I am probably the only person alive in Brooklyn to have made regular use of a Scottish municipal bath house as well as a "steamie," a public laundry facility. In my student days in Edinburgh I lived for a year in a flat with a bath tub that filled so slowly that by the time you had enough water for a bath, it was stone cold. The solution was the bath house around the corner from James Thin Bookseller, which had big deep bathtubs with an enormously wide faucet that released a river of hot water, filling the tub in seconds. While some probably associate such places with poverty, cold, damp and the smell of disinfectant, to me this memory is of a luxurious oasis of steam and heat and thick white towels. Perhaps I'm making up the towels, but the faucet was for real.
Hence, perhaps, this peculiar interest in the bath houses of Brooklyn. After the discovery of the image of the lost Hicks St bath house exterior in the Swanstrom dinner menu, a friend of the collection sent a photograph of that building's interior by Edward E. Rutter. It does not look luxurious, but the surfaces appear to be of marble, the space airy and moderately clean. Definitely better than a teacup of cold water in a dirty tub at home.
Another of Brooklyn's notable bath houses is Public Bath no. 7, the landmarked building on Fourth Avenue and President Street that now seems to be permanently surrounded by scaffolding. This building is by Raymond Almirall, who also designed three of Brooklyn Public Library's finest branches--Pacific, Park Slope and Eastern Parkway. (He was also the unfortunate architect of the Central Library that never saw the light of day, of which, more in another post.) The provision of public bath houses and the expansion of the public library system were both civic achievements of the first 10-20 years of the twentieth century, when public and private monies worked together to create institutions of lasting value such as the Carnegie libraries we still use today. The twentieth century saw the rejection of the public sphere in favor of the private in so many areas of activity. Just as the public bath house gave way to the private bathroom, the public theater fell victim to the private TV set, the growth of public transportation systems suffered from untrammelled passion for the private automobile, and now some functions of the public library are giving way to private access to the internet. In each of these cases we may gain our private oasis, but even in the case of the public bath house--a strange claim, I know-- we lose a forum for public endeavor, we lose a communal experience, and we miss opportunities for good architecture.
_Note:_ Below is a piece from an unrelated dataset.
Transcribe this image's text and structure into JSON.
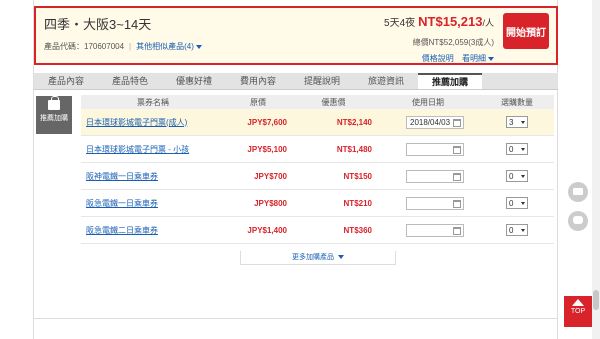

Pictures: Top: Public bath on Hicks St, architect Axel Hedman. Photograph E.E. Rutter, 1921
Bottom: Fourth Avenue flooded, with public bath No 7 in background, 1922